This article for teachers describes several games, found on the site, all of which have a related structure that can be used to develop the skills of strategic planning.

A game for 2 players with similarities to NIM. Place one counter on each spot on the games board. Players take it is turns to remove 1 or 2 adjacent counters. The winner picks up the last counter.

An article for teachers and pupils that encourages you to look at the mathematical properties of similar games.

The aim of the game is to slide the green square from the top right hand corner to the bottom left hand corner in the least number of moves.

Nim-7 game for an adult and child. Who will be the one to take the last counter?

Are these statements relating to odd and even numbers always true, sometimes true or never true?

Find a route from the outside to the inside of this square, stepping on as many tiles as possible.

The NRICH team are always looking for new ways to engage teachers and pupils in problem solving. Here we explain the thinking behind maths trails.

Can you work out how to win this game of Nim? Does it matter if you go first or second?

This task encourages you to investigate the number of edging pieces and panes in different sized windows.

Watch this video to see how to roll the dice. Now it's your turn! What do you notice about the dice numbers you have recorded?

Here are two kinds of spirals for you to explore. What do you notice?

Use your addition and subtraction skills, combined with some strategic thinking, to beat your partner at this game.

Four bags contain a large number of 1s, 3s, 5s and 7s. Pick any ten numbers from the bags above so that their total is 37.

This activity involves rounding four-digit numbers to the nearest thousand.
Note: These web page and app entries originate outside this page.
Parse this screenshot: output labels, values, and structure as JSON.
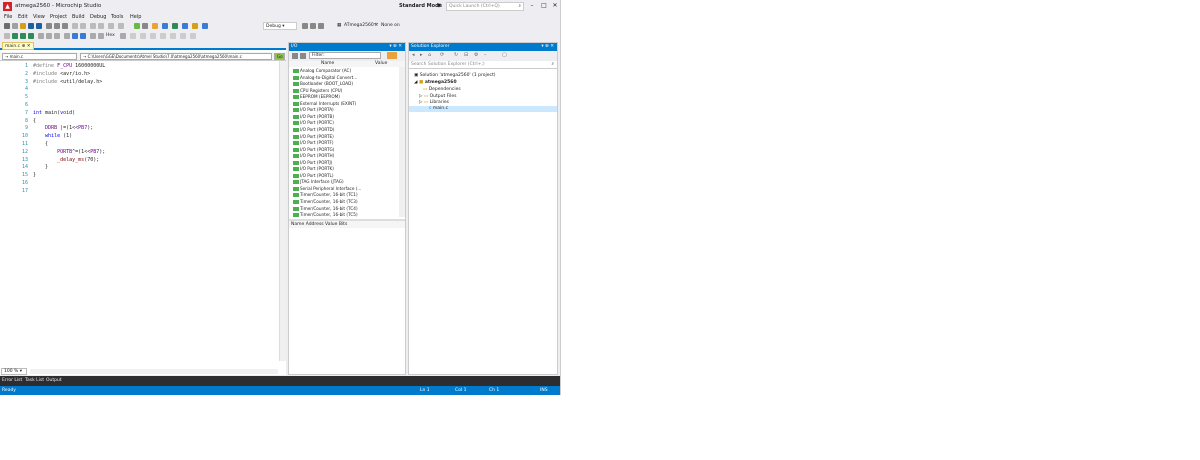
{
  "window": {
    "title": "atmega2560 - Microchip Studio",
    "mode": "Standard Mode",
    "search_placeholder": "Quick Launch (Ctrl+Q)"
  },
  "menu": [
    "File",
    "Edit",
    "View",
    "Project",
    "Build",
    "Debug",
    "Tools",
    "Help"
  ],
  "toolbar": {
    "config": "Debug",
    "device": "ATmega2560",
    "tool": "None on",
    "hex_label": "Hex"
  },
  "editor": {
    "tab": "main.c",
    "nav_scope": "main.c",
    "nav_path": "C:\\Users\\GGE\\Documents\\Atmel Studio\\7.0\\atmega2560\\atmega2560\\main.c",
    "zoom": "100 %",
    "lines": [
      {
        "n": "1",
        "tokens": [
          [
            "pp",
            "#define "
          ],
          [
            "mac",
            "F_CPU"
          ],
          [
            "",
            " 16000000UL"
          ]
        ]
      },
      {
        "n": "2",
        "tokens": [
          [
            "pp",
            "#include "
          ],
          [
            "",
            "<avr/io.h>"
          ]
        ]
      },
      {
        "n": "3",
        "tokens": [
          [
            "pp",
            "#include "
          ],
          [
            "",
            "<util/delay.h>"
          ]
        ]
      },
      {
        "n": "4",
        "tokens": []
      },
      {
        "n": "5",
        "tokens": []
      },
      {
        "n": "6",
        "tokens": []
      },
      {
        "n": "7",
        "tokens": [
          [
            "kw",
            "int "
          ],
          [
            "",
            "main("
          ],
          [
            "kw",
            "void"
          ],
          [
            "",
            ")"
          ]
        ]
      },
      {
        "n": "8",
        "tokens": [
          [
            "",
            "{"
          ]
        ]
      },
      {
        "n": "9",
        "tokens": [
          [
            "",
            "    "
          ],
          [
            "mac",
            "DDRB"
          ],
          [
            "",
            " |=(1<<"
          ],
          [
            "mac",
            "PB7"
          ],
          [
            "",
            ");"
          ]
        ]
      },
      {
        "n": "10",
        "tokens": [
          [
            "",
            "    "
          ],
          [
            "kw",
            "while"
          ],
          [
            "",
            " (1)"
          ]
        ]
      },
      {
        "n": "11",
        "tokens": [
          [
            "",
            "    {"
          ]
        ]
      },
      {
        "n": "12",
        "tokens": [
          [
            "",
            "        "
          ],
          [
            "mac",
            "PORTB"
          ],
          [
            "",
            "^=(1<<"
          ],
          [
            "mac",
            "PB7"
          ],
          [
            "",
            ");"
          ]
        ]
      },
      {
        "n": "13",
        "tokens": [
          [
            "",
            "        "
          ],
          [
            "fn",
            "_delay_ms"
          ],
          [
            "",
            "(70);"
          ]
        ]
      },
      {
        "n": "14",
        "tokens": [
          [
            "",
            "    }"
          ]
        ]
      },
      {
        "n": "15",
        "tokens": [
          [
            "",
            "}"
          ]
        ]
      },
      {
        "n": "16",
        "tokens": []
      },
      {
        "n": "17",
        "tokens": []
      }
    ]
  },
  "io_panel": {
    "title": "I/O",
    "filter": "Filter:",
    "col_name": "Name",
    "col_value": "Value",
    "bottom_cols": "Name  Address  Value  Bits",
    "rows": [
      "Analog Comparator (AC)",
      "Analog-to-Digital Convert...",
      "Bootloader (BOOT_LOAD)",
      "CPU Registers (CPU)",
      "EEPROM (EEPROM)",
      "External Interrupts (EXINT)",
      "I/O Port (PORTA)",
      "I/O Port (PORTB)",
      "I/O Port (PORTC)",
      "I/O Port (PORTD)",
      "I/O Port (PORTE)",
      "I/O Port (PORTF)",
      "I/O Port (PORTG)",
      "I/O Port (PORTH)",
      "I/O Port (PORTJ)",
      "I/O Port (PORTK)",
      "I/O Port (PORTL)",
      "JTAG Interface (JTAG)",
      "Serial Peripheral Interface (...",
      "Timer/Counter, 16-bit (TC1)",
      "Timer/Counter, 16-bit (TC3)",
      "Timer/Counter, 16-bit (TC4)",
      "Timer/Counter, 16-bit (TC5)"
    ]
  },
  "solution": {
    "title": "Solution Explorer",
    "search": "Search Solution Explorer (Ctrl+;)",
    "items": [
      "Solution 'atmega2560' (1 project)",
      "atmega2560",
      "Dependencies",
      "Output Files",
      "Libraries",
      "main.c"
    ]
  },
  "bottom_tabs": [
    "Error List",
    "Task List",
    "Output"
  ],
  "status": {
    "ready": "Ready",
    "ln": "Ln 1",
    "col": "Col 1",
    "ch": "Ch 1",
    "ins": "INS"
  }
}
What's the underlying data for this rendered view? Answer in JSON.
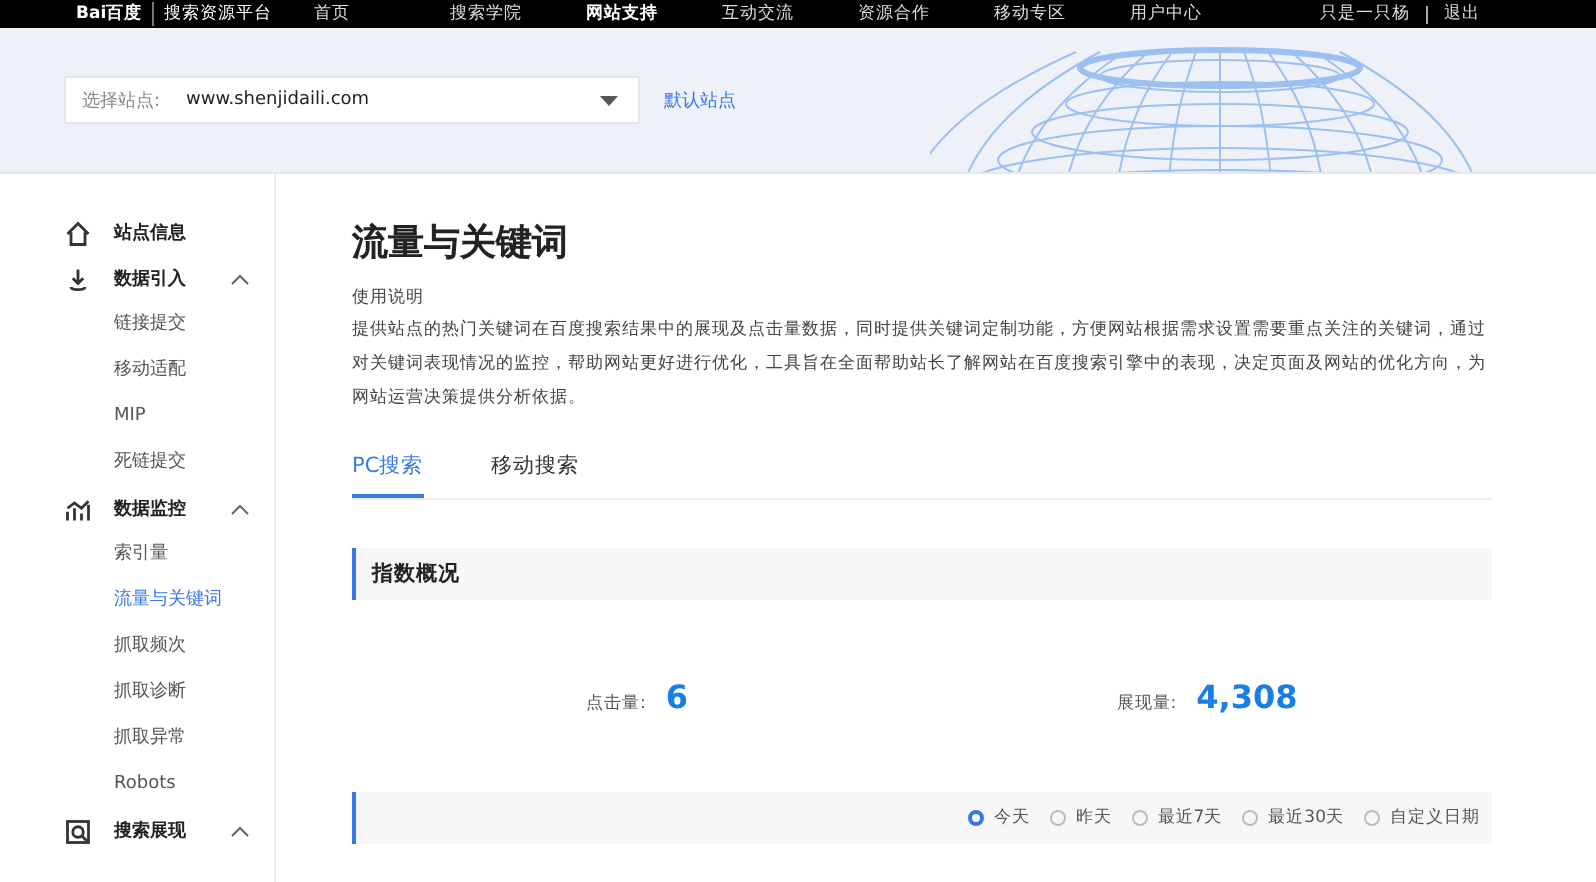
{
  "top_nav": {
    "logo": "Bai百度",
    "platform": "搜索资源平台",
    "items": [
      {
        "label": "首页",
        "selected": false
      },
      {
        "label": "搜索学院",
        "selected": false
      },
      {
        "label": "网站支持",
        "selected": true
      },
      {
        "label": "互动交流",
        "selected": false
      },
      {
        "label": "资源合作",
        "selected": false
      },
      {
        "label": "移动专区",
        "selected": false
      },
      {
        "label": "用户中心",
        "selected": false
      }
    ],
    "user": "只是一只杨",
    "logout": "退出"
  },
  "site_select": {
    "label": "选择站点:",
    "value": "www.shenjidaili.com",
    "default_link": "默认站点"
  },
  "sidebar": [
    {
      "label": "站点信息",
      "kind": "home"
    },
    {
      "label": "数据引入",
      "kind": "import",
      "expanded": true,
      "children": [
        {
          "label": "链接提交",
          "selected": false
        },
        {
          "label": "移动适配",
          "selected": false
        },
        {
          "label": "MIP",
          "selected": false
        },
        {
          "label": "死链提交",
          "selected": false
        }
      ]
    },
    {
      "label": "数据监控",
      "kind": "chart",
      "expanded": true,
      "children": [
        {
          "label": "索引量",
          "selected": false
        },
        {
          "label": "流量与关键词",
          "selected": true
        },
        {
          "label": "抓取频次",
          "selected": false
        },
        {
          "label": "抓取诊断",
          "selected": false
        },
        {
          "label": "抓取异常",
          "selected": false
        },
        {
          "label": "Robots",
          "selected": false
        }
      ]
    },
    {
      "label": "搜索展现",
      "kind": "search",
      "expanded": true
    }
  ],
  "page": {
    "title": "流量与关键词",
    "help_heading": "使用说明",
    "help_text": "提供站点的热门关键词在百度搜索结果中的展现及点击量数据，同时提供关键词定制功能，方便网站根据需求设置需要重点关注的关键词，通过对关键词表现情况的监控，帮助网站更好进行优化，工具旨在全面帮助站长了解网站在百度搜索引擎中的表现，决定页面及网站的优化方向，为网站运营决策提供分析依据。"
  },
  "tabs": [
    {
      "label": "PC搜索",
      "selected": true
    },
    {
      "label": "移动搜索",
      "selected": false
    }
  ],
  "overview": {
    "title": "指数概况",
    "stats": [
      {
        "label": "点击量:",
        "value": "6"
      },
      {
        "label": "展现量:",
        "value": "4,308"
      }
    ]
  },
  "trend": {
    "ranges": [
      {
        "label": "今天",
        "selected": true
      },
      {
        "label": "昨天",
        "selected": false
      },
      {
        "label": "最近7天",
        "selected": false
      },
      {
        "label": "最近30天",
        "selected": false
      },
      {
        "label": "自定义日期",
        "selected": false
      }
    ]
  }
}
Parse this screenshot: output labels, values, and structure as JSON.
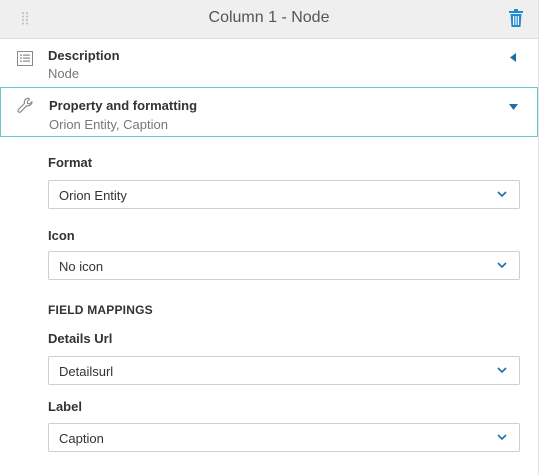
{
  "header": {
    "title": "Column 1 - Node",
    "accent": "#1e8bcf"
  },
  "sections": {
    "description": {
      "title": "Description",
      "subtitle": "Node",
      "icon": "list-icon",
      "state": "collapsed"
    },
    "property": {
      "title": "Property and formatting",
      "subtitle": "Orion Entity, Caption",
      "icon": "wrench-icon",
      "state": "expanded",
      "border_color": "#6cc7c9"
    }
  },
  "form": {
    "format": {
      "label": "Format",
      "value": "Orion Entity"
    },
    "icon": {
      "label": "Icon",
      "value": "No icon"
    },
    "field_mappings_heading": "FIELD MAPPINGS",
    "details_url": {
      "label": "Details Url",
      "value": "Detailsurl"
    },
    "label": {
      "label": "Label",
      "value": "Caption"
    }
  }
}
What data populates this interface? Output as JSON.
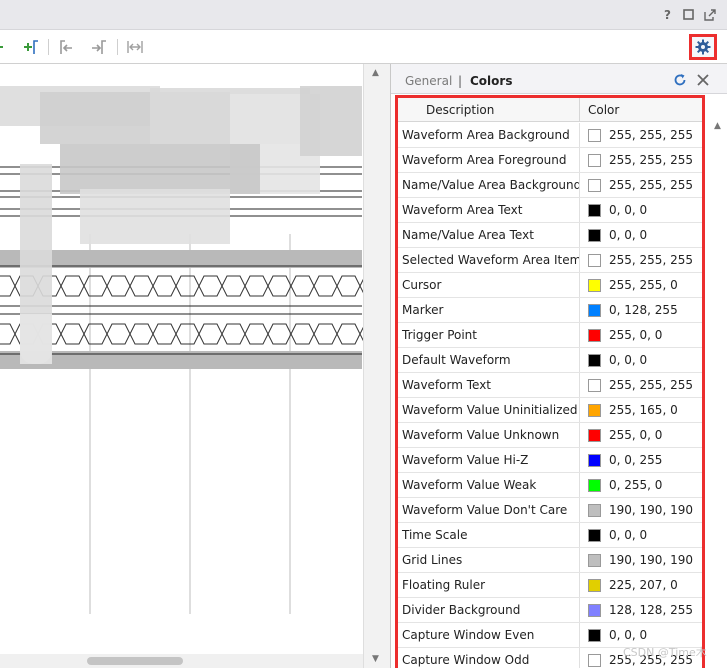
{
  "window": {
    "help_glyph": "?"
  },
  "panel": {
    "tabs": [
      {
        "label": "General"
      },
      {
        "label": "Colors"
      }
    ],
    "tab_separator": "|",
    "columns": [
      "Description",
      "Color"
    ],
    "rows": [
      {
        "description": "Waveform Area Background",
        "color": "255, 255, 255",
        "hex": "#ffffff"
      },
      {
        "description": "Waveform Area Foreground",
        "color": "255, 255, 255",
        "hex": "#ffffff"
      },
      {
        "description": "Name/Value Area Background",
        "color": "255, 255, 255",
        "hex": "#ffffff"
      },
      {
        "description": "Waveform Area Text",
        "color": "0, 0, 0",
        "hex": "#000000"
      },
      {
        "description": "Name/Value Area Text",
        "color": "0, 0, 0",
        "hex": "#000000"
      },
      {
        "description": "Selected Waveform Area Item",
        "color": "255, 255, 255",
        "hex": "#ffffff"
      },
      {
        "description": "Cursor",
        "color": "255, 255, 0",
        "hex": "#ffff00"
      },
      {
        "description": "Marker",
        "color": "0, 128, 255",
        "hex": "#0080ff"
      },
      {
        "description": "Trigger Point",
        "color": "255, 0, 0",
        "hex": "#ff0000"
      },
      {
        "description": "Default Waveform",
        "color": "0, 0, 0",
        "hex": "#000000"
      },
      {
        "description": "Waveform Text",
        "color": "255, 255, 255",
        "hex": "#ffffff"
      },
      {
        "description": "Waveform Value Uninitialized",
        "color": "255, 165, 0",
        "hex": "#ffa500"
      },
      {
        "description": "Waveform Value Unknown",
        "color": "255, 0, 0",
        "hex": "#ff0000"
      },
      {
        "description": "Waveform Value Hi-Z",
        "color": "0, 0, 255",
        "hex": "#0000ff"
      },
      {
        "description": "Waveform Value Weak",
        "color": "0, 255, 0",
        "hex": "#00ff00"
      },
      {
        "description": "Waveform Value Don't Care",
        "color": "190, 190, 190",
        "hex": "#bebebe"
      },
      {
        "description": "Time Scale",
        "color": "0, 0, 0",
        "hex": "#000000"
      },
      {
        "description": "Grid Lines",
        "color": "190, 190, 190",
        "hex": "#bebebe"
      },
      {
        "description": "Floating Ruler",
        "color": "225, 207, 0",
        "hex": "#e1cf00"
      },
      {
        "description": "Divider Background",
        "color": "128, 128, 255",
        "hex": "#8080ff"
      },
      {
        "description": "Capture Window Even",
        "color": "0, 0, 0",
        "hex": "#000000"
      },
      {
        "description": "Capture Window Odd",
        "color": "255, 255, 255",
        "hex": "#ffffff"
      }
    ],
    "watermark": "CSDN @Time木"
  },
  "colors": {
    "highlight": "#ec2e2e",
    "gear": "#2f5d9a",
    "toolbar_green": "#3a9a3a"
  },
  "icons": [
    "help-icon",
    "restore-icon",
    "popout-icon",
    "add-marker-icon",
    "goto-prev-marker-icon",
    "goto-next-marker-icon",
    "swap-cursor-icon",
    "settings-gear-icon",
    "refresh-icon",
    "close-icon"
  ]
}
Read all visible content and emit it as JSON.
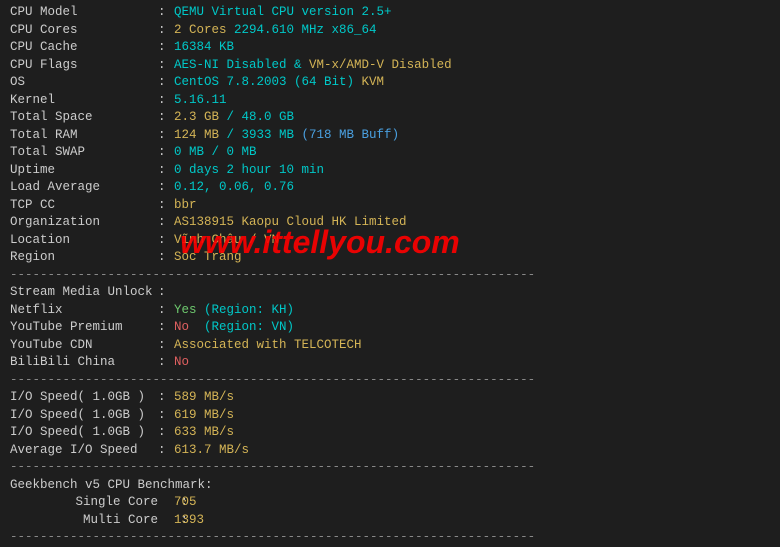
{
  "sysinfo": {
    "cpu_model": {
      "label": "CPU Model",
      "value": "QEMU Virtual CPU version 2.5+"
    },
    "cpu_cores": {
      "label": "CPU Cores",
      "count": "2 Cores",
      "freq": " 2294.610 MHz x86_64"
    },
    "cpu_cache": {
      "label": "CPU Cache",
      "value": "16384 KB"
    },
    "cpu_flags": {
      "label": "CPU Flags",
      "aes": "AES-NI Disabled",
      "amp": " & ",
      "vmx": "VM-x/AMD-V Disabled"
    },
    "os": {
      "label": "OS",
      "distro": "CentOS 7.8.2003 (64 Bit)",
      "virt": " KVM"
    },
    "kernel": {
      "label": "Kernel",
      "value": "5.16.11"
    },
    "total_space": {
      "label": "Total Space",
      "used": "2.3 GB",
      "sep": " / ",
      "total": "48.0 GB"
    },
    "total_ram": {
      "label": "Total RAM",
      "used": "124 MB",
      "sep": " / ",
      "total": "3933 MB",
      "buff": " (718 MB Buff)"
    },
    "total_swap": {
      "label": "Total SWAP",
      "used": "0 MB",
      "sep": " / ",
      "total": "0 MB"
    },
    "uptime": {
      "label": "Uptime",
      "value": "0 days 2 hour 10 min"
    },
    "load_avg": {
      "label": "Load Average",
      "value": "0.12, 0.06, 0.76"
    },
    "tcp_cc": {
      "label": "TCP CC",
      "value": "bbr"
    },
    "organization": {
      "label": "Organization",
      "value": "AS138915 Kaopu Cloud HK Limited"
    },
    "location": {
      "label": "Location",
      "value": "Vĩnh Châu / VN"
    },
    "region": {
      "label": "Region",
      "value": "Sóc Trăng"
    }
  },
  "stream": {
    "header": {
      "label": "Stream Media Unlock",
      "colon": ":"
    },
    "netflix": {
      "label": "Netflix",
      "status": "Yes",
      "region": " (Region: KH)"
    },
    "youtube_premium": {
      "label": "YouTube Premium",
      "status": "No ",
      "region": " (Region: VN)"
    },
    "youtube_cdn": {
      "label": "YouTube CDN",
      "value": "Associated with TELCOTECH"
    },
    "bilibili": {
      "label": "BiliBili China",
      "status": "No"
    }
  },
  "io": {
    "r1": {
      "label": "I/O Speed( 1.0GB )",
      "value": "589 MB/s"
    },
    "r2": {
      "label": "I/O Speed( 1.0GB )",
      "value": "619 MB/s"
    },
    "r3": {
      "label": "I/O Speed( 1.0GB )",
      "value": "633 MB/s"
    },
    "avg": {
      "label": "Average I/O Speed",
      "value": "613.7 MB/s"
    }
  },
  "geekbench": {
    "header": "Geekbench v5 CPU Benchmark:",
    "single": {
      "label": "Single Core",
      "value": "705"
    },
    "multi": {
      "label": "Multi Core",
      "value": "1393"
    }
  },
  "divider": "----------------------------------------------------------------------",
  "watermark": "www.ittellyou.com"
}
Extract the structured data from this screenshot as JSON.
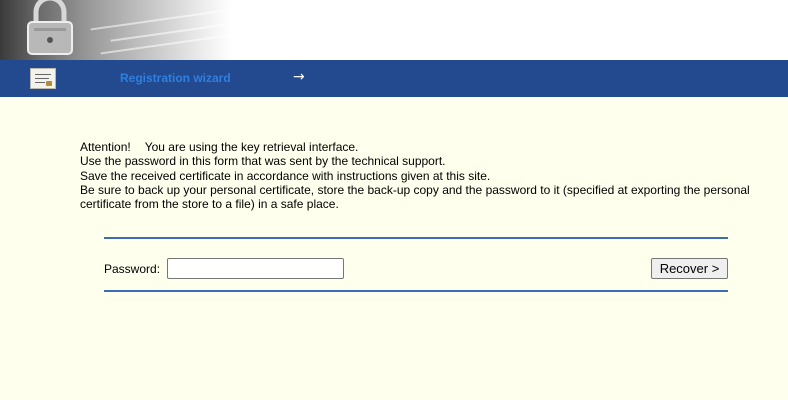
{
  "header": {
    "banner_icon": "padlock-image"
  },
  "nav": {
    "icon": "certificate-icon",
    "link_label": "Registration wizard",
    "arrow_icon": "→"
  },
  "notice": {
    "attention": "Attention!",
    "line1_rest": "You are using the key retrieval interface.",
    "line2": "Use the password in this form that was sent by the technical support.",
    "line3": "Save the received certificate in accordance with instructions given at this site.",
    "line4": "Be sure to back up your personal certificate, store the back-up copy and the password to it (specified at exporting the personal certificate from the store to a file) in a safe place."
  },
  "form": {
    "password_label": "Password:",
    "password_value": "",
    "recover_label": "Recover >"
  },
  "colors": {
    "nav_bar": "#234a8f",
    "link": "#2f7fe0",
    "content_bg": "#ffffee",
    "rule": "#3d6db6"
  }
}
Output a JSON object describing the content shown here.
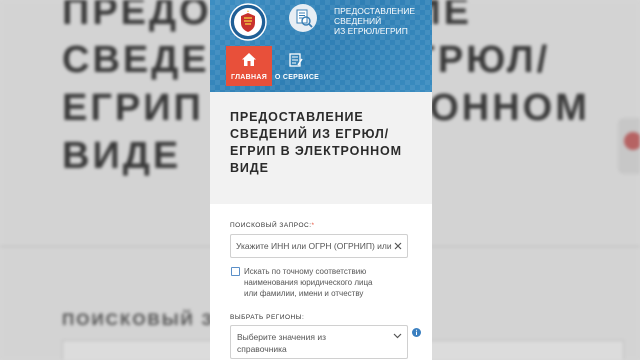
{
  "background": {
    "title_lines": [
      "ПРЕДОСТАВЛЕНИЕ",
      "СВЕДЕНИЙ ИЗ ЕГРЮЛ/",
      "ЕГРИП В ЭЛЕКТРОННОМ",
      "ВИДЕ"
    ],
    "search_label": "ПОИСКОВЫЙ ЗАПРОС:"
  },
  "header": {
    "title_lines": [
      "ПРЕДОСТАВЛЕНИЕ",
      "СВЕДЕНИЙ",
      "ИЗ ЕГРЮЛ/ЕГРИП"
    ],
    "logo_icon": "fns-emblem-icon",
    "service_icon": "search-document-icon"
  },
  "nav": {
    "home_label": "ГЛАВНАЯ",
    "about_label": "О СЕРВИСЕ"
  },
  "page": {
    "title_lines": [
      "ПРЕДОСТАВЛЕНИЕ",
      "СВЕДЕНИЙ ИЗ ЕГРЮЛ/",
      "ЕГРИП В ЭЛЕКТРОННОМ",
      "ВИДЕ"
    ]
  },
  "form": {
    "search_label": "ПОИСКОВЫЙ ЗАПРОС:",
    "required_mark": "*",
    "search_placeholder": "Укажите ИНН или ОГРН (ОГРНИП) или",
    "search_value": "",
    "exact_match_lines": [
      "Искать по точному соответствию",
      "наименования юридического лица",
      "или фамилии, имени и отчеству"
    ],
    "exact_match_checked": false,
    "region_label": "ВЫБРАТЬ РЕГИОНЫ:",
    "region_placeholder_lines": [
      "Выберите значения из",
      "справочника"
    ]
  },
  "colors": {
    "header_blue": "#3a8cc0",
    "accent_red": "#e8503a",
    "title_bg": "#f2f2f2"
  }
}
In this game for two players, the idea is to take it in turns to choose 1, 3, 5 or 7. The winner is the first to make the total 37.

This challenge asks you to imagine a snake coiling on itself.

It starts quite simple but great opportunities for number discoveries and patterns!

Got It game for an adult and child. How can you play so that you know you will always win?

Take a look at the video of this trick. Can you perform it yourself? Why is this maths and not magic?

Can you dissect an equilateral triangle into 6 smaller ones? What number of smaller equilateral triangles is it NOT possible to dissect a larger equilateral triangle into?

Problem solving is at the heart of the NRICH site. All the problems give learners opportunities to learn, develop or use mathematical concepts and skills. Read here for more information.

Ben and his mum are planting garlic. Use the interactivity to help you find out how many cloves of garlic they might have had.

An investigation that gives you the opportunity to make and justify predictions.

Find out what a "fault-free" rectangle is and try to make some of your own.

This is a game for two players. Can you find out how to be the first to get to 12 o'clock?

Here are some arrangements of circles. How many circles would I need to make the next size up for each? Can you create your own arrangement and investigate the number of circles it needs?

Stop the Clock game for an adult and child. How can you make sure you always win this game?

Use the interactivity to investigate what kinds of triangles can be drawn on peg boards with different numbers of pegs.

Can you see why 2 by 2 could be 5? Can you predict what 2 by 10 will be?

Does this 'trick' for calculating multiples of 11 always work? Why or why not?

Place the numbers from 1 to 9 in the squares below so that the difference between joined squares is odd. How many different ways can you do this?

Are these statements always true, sometimes true or never true?

Investigate the sum of the numbers on the top and bottom faces of a line of three dice. What do you notice?

A game for two people, or play online. Given a target number, say 23, and a range of numbers to choose from, say 1-4, players take it in turns to add to the running total to hit their target.

Florence, Ethan and Alma have each added together two 'next-door' numbers. What is the same about their answers?

One block is needed to make an up-and-down staircase, with one step up and one step down. How many blocks would be needed to build an up-and-down staircase with 5 steps up and 5 steps down?

Watch this film carefully. Can you find a general rule for explaining when the dot will be this same distance from the horizontal axis?

Can you find a way of counting the spheres in these arrangements?

In each of the pictures the invitation is for you to: Count what you see. Identify how you think the pattern would continue.

If there are 3 squares in the ring, can you place three different numbers in them so that their differences are odd? Try with different numbers of squares around the ring. What do you notice?

Watch the video of Fran re-ordering these number cards. What do you notice? Try it for yourself. What happens?

Watch this animation. What do you see? Can you explain why this happens?

This challenge focuses on finding the sum and difference of pairs of two-digit numbers.

What happens when you round these three-digit numbers to the nearest 100?

In this calculation, the box represents a missing digit. What could the digit be? What would the solution be in each case?

This challenge is about finding the difference between numbers which have the same tens digit.

Find the sum and difference between a pair of two-digit numbers. Now find the sum and difference between the sum and difference! What happens?